دموکراسی مشارکتی و ارزش شبکه های اجتماعی آنلاین: اکتشاف جوامع آنلاین و آفلاین فعال در جامعه مدنی و فعالیت های سیاسی
|کد مقاله||سال انتشار||مقاله انگلیسی||ترجمه فارسی||تعداد کلمات|
|20133||2011||7 صفحه PDF||سفارش دهید||محاسبه نشده|
Publisher : Elsevier - Science Direct (الزویر - ساینس دایرکت)
Journal : Government Information Quarterly, Volume 28, Issue 2, April 2011, Pages 148–154
This article addresses the widely debated question of whether online communication through the Internet will fulfill its potential to enhance democratic processes in society. The paper reports the findings of a survey of groups engaged in some form of civic activity, in both online and offline groups. Comparisons are drawn between the responses of those engaged in both types of group to determine whether the motivations, behavior, and satisfaction of participants differ because of the medium of communication. Contrary to some expectations in the literature, the findings suggest that participants in online groups are marginally less satisfied with their participation in their group. The findings have implications for politicians, policy makers, and groups engaged in civil society when using online channels of communication for democratic discourse.
As government agencies have increasingly begun to use ICTs for communication with citizens, opportunities for online consultation and for participation by citizens in policy development have also increased.

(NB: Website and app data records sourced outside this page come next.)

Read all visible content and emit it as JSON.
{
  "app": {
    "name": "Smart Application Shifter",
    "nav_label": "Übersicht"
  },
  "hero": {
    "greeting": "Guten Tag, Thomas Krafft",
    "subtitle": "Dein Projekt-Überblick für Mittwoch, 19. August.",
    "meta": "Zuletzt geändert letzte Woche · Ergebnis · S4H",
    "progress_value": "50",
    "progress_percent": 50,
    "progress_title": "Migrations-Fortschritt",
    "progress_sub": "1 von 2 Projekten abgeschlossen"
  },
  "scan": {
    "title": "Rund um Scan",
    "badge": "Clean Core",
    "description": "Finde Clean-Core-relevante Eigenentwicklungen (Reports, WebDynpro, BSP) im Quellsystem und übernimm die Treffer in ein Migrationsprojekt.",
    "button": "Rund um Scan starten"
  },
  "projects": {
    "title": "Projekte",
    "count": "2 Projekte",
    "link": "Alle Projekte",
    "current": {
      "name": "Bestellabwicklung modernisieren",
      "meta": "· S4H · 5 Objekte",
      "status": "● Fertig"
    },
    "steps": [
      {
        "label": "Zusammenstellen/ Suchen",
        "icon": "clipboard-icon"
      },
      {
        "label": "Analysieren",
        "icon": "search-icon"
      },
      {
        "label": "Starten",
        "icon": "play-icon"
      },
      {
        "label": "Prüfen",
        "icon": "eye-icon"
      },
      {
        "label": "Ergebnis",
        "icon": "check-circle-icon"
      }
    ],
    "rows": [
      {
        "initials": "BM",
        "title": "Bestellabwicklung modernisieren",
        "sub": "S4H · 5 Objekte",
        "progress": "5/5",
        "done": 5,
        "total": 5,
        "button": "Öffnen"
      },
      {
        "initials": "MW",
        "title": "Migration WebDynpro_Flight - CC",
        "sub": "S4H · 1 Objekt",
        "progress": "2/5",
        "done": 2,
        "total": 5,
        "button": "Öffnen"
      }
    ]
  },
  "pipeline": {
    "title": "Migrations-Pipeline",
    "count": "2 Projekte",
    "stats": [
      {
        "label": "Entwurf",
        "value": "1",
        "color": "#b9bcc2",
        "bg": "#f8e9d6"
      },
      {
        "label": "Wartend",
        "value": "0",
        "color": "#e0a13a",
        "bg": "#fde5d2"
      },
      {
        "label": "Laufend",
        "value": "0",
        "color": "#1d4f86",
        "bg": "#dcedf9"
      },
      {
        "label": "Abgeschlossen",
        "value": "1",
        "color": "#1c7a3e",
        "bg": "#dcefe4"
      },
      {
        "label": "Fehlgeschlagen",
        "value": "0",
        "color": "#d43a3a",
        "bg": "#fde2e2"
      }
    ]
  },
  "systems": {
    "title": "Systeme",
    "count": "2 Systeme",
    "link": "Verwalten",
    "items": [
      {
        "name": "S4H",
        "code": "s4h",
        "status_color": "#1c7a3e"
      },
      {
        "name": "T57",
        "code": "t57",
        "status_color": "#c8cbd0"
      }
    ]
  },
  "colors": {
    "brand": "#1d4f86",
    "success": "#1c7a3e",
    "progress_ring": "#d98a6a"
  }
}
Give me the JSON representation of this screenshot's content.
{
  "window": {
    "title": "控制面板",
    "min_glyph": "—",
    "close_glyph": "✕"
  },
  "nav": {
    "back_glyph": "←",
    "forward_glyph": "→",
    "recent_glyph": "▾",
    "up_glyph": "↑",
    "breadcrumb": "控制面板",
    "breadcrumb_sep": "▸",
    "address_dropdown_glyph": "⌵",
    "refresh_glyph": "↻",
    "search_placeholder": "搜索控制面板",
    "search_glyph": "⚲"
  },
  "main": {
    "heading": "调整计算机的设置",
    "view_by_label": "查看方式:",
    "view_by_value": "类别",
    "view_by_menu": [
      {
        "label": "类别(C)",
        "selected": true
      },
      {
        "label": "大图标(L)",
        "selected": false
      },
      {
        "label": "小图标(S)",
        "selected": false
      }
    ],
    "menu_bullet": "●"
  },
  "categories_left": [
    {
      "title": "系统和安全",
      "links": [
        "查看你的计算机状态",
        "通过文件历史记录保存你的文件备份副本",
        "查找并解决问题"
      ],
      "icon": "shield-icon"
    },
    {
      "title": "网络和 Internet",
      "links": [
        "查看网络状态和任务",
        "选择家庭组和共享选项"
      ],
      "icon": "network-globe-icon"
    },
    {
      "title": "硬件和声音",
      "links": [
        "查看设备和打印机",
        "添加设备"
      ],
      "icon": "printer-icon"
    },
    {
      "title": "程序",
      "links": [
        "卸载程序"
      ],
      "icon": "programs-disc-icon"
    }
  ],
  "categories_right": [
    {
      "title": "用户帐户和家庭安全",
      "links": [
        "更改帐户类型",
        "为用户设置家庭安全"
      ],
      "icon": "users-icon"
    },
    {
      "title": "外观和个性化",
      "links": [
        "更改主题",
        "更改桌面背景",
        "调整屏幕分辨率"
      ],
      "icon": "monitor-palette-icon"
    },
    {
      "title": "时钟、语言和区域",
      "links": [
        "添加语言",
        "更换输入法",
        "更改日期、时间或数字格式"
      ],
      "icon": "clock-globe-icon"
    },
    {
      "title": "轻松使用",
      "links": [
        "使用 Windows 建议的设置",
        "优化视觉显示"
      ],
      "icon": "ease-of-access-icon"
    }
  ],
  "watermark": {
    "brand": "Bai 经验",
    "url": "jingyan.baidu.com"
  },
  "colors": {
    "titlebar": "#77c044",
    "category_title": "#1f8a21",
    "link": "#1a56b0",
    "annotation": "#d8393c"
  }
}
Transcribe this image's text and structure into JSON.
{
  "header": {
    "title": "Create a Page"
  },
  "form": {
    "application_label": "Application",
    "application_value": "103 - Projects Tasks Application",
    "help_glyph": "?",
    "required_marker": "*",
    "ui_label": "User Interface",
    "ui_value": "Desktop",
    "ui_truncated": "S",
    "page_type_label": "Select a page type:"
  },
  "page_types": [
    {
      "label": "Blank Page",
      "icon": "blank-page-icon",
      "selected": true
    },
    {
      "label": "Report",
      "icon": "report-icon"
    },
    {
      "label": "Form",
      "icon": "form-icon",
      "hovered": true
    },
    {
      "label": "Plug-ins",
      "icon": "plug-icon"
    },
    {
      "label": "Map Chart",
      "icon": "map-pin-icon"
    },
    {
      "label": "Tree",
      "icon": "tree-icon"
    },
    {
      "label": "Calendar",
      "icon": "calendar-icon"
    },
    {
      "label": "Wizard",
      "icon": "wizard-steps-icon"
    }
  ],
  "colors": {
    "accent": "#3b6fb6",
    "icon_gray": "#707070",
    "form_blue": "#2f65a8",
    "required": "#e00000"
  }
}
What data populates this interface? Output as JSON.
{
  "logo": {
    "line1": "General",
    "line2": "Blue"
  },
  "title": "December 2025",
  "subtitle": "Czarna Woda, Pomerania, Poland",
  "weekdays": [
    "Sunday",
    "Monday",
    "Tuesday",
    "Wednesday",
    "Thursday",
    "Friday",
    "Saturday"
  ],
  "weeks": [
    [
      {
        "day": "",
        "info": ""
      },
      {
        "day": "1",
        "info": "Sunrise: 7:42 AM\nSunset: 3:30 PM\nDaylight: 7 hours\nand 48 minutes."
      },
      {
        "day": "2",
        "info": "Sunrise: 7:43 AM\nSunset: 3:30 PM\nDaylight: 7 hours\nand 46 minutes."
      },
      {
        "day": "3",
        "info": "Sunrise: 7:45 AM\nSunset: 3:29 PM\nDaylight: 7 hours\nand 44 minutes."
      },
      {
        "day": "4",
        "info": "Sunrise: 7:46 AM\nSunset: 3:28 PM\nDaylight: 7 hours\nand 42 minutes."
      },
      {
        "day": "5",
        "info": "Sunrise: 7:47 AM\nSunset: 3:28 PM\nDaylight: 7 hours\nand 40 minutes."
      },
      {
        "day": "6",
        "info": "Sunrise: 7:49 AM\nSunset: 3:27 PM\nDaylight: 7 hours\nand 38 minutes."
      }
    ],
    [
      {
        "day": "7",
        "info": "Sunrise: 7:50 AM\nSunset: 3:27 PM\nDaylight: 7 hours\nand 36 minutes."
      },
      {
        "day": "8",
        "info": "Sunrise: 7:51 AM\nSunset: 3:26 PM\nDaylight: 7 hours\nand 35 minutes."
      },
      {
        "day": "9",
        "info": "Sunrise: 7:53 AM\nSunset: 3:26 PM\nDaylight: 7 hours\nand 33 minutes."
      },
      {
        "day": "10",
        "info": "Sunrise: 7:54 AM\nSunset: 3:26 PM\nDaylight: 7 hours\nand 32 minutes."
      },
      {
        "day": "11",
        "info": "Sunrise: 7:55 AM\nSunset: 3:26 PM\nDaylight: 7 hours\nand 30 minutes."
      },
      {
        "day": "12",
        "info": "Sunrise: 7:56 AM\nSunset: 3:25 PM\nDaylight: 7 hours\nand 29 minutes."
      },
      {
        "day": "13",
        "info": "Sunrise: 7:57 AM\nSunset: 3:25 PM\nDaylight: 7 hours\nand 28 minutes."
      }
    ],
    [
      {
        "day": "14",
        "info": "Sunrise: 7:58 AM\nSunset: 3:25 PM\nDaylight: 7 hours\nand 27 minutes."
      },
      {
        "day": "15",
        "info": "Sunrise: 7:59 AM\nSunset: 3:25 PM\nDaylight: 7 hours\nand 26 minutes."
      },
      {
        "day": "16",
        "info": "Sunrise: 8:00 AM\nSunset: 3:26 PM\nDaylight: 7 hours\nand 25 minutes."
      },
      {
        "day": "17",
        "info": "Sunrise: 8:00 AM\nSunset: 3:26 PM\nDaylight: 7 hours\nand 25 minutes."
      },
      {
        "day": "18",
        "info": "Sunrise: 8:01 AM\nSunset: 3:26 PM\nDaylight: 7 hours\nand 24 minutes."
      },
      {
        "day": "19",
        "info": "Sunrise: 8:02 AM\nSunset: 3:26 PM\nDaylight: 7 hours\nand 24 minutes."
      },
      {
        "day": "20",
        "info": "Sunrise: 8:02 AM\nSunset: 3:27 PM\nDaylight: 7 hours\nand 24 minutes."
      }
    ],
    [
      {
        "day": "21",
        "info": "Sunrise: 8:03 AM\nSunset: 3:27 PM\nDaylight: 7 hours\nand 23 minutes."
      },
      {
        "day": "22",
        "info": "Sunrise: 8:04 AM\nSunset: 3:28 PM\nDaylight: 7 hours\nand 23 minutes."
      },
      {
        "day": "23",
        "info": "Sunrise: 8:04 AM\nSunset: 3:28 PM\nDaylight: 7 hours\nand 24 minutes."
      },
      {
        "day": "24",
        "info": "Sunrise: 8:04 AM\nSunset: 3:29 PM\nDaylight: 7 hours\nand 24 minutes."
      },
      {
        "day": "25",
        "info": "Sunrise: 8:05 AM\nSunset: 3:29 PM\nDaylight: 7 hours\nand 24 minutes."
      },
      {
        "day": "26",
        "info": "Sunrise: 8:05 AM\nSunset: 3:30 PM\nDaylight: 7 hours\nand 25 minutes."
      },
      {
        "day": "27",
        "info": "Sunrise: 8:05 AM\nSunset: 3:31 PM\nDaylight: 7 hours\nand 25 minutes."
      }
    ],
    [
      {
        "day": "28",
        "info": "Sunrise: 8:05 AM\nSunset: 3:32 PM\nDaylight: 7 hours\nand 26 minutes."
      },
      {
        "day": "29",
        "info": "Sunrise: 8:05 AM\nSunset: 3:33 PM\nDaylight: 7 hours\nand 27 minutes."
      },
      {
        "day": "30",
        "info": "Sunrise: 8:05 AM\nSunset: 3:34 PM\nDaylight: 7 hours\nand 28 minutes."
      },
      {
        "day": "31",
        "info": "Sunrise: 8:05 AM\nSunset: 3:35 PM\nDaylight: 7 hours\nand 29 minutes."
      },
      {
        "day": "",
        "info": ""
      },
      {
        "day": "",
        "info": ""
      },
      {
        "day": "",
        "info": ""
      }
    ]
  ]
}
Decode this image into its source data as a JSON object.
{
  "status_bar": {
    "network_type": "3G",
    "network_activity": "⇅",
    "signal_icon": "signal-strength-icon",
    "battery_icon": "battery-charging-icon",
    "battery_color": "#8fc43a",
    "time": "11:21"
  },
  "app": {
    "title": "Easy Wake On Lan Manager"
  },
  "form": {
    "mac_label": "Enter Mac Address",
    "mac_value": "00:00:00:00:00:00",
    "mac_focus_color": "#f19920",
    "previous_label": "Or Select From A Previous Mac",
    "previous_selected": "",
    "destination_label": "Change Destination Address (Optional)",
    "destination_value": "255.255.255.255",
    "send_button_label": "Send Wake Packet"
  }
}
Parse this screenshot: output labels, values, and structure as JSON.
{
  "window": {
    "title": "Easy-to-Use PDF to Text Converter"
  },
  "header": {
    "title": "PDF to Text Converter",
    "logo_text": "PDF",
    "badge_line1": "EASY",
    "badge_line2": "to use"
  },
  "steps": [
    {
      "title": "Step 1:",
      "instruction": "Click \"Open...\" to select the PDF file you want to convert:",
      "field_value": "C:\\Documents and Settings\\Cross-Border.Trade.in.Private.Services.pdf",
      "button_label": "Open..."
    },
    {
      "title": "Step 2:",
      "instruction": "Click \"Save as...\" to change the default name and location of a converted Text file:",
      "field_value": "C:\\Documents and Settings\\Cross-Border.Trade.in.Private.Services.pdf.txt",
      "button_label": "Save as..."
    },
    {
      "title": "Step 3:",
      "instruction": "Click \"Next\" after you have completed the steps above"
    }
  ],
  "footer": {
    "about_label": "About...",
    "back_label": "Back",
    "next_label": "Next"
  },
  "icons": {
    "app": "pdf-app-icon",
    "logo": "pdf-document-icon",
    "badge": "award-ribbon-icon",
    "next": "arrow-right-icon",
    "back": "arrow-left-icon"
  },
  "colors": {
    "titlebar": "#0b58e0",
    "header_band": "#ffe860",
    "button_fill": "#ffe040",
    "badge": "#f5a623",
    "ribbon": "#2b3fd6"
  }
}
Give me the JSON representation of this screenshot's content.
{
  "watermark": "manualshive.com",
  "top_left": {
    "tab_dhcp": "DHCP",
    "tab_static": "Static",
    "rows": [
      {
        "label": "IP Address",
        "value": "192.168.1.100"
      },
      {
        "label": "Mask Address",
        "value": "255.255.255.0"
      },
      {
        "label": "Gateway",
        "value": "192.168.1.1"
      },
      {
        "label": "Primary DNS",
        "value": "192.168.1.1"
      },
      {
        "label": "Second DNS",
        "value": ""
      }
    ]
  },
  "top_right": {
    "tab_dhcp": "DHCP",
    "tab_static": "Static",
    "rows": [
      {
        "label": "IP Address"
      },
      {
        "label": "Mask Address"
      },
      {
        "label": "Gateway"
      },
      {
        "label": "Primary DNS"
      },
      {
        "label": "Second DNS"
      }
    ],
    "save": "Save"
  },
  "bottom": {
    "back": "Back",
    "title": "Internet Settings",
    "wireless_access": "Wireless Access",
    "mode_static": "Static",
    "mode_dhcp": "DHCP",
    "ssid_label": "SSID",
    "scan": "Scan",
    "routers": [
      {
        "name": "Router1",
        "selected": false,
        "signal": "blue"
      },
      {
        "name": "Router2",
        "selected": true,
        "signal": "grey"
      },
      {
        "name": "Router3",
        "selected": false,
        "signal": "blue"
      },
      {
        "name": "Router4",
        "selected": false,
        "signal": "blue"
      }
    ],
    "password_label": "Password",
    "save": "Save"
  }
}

These developments have raised a number of questions concerning the nature of citizens' participation in civil society, and whether the use of ICTs might arrest or reverse an apparent decline in citizens' public engagement, as observed for example, by Putnam (2000). This raises the issue of what makes good participation for citizens, and whether these conditions can be created in the online environment. A previous paper by the same authors outlined a number of examples where attempts by government agencies to use online consultation highlighted the potential for online consultation to provide a vibrant medium for extending the reach of the consultative process (Sommer & Cullen, 2009); at the same time, each of these examples revealed shortcomings in the new online channel, reinforcing the need to further investigate the value and potential of ICTs and online channels in citizen–government consultation, and in civil society generally. The objective of this study is therefore to investigate the impact that ICTs may have as a communications channel, and in supporting online networking, on citizens' participation in civic activity, and/or their participation in consultative processes with government. The research questions are defined as: • What motivates people to participate in some form of political or civic activity, such as responding to requests for submissions, participating in a consultation process seeking citizens' views, or offering their views on specific issues to politicians and government agencies? • When citizens participate in discussions of social and political issues, are there differences between participating online (i.e. email, web-based submission, online networks, and/or discussion groups) and more traditional ways of participating (letter-writing, making personal presentations, telephone campaigns, and/or meeting face-to-face in a lobby or activist group)? • What satisfaction do people get from participating in these processes, and do motivations and rewards vary and barriers differ in these various channels?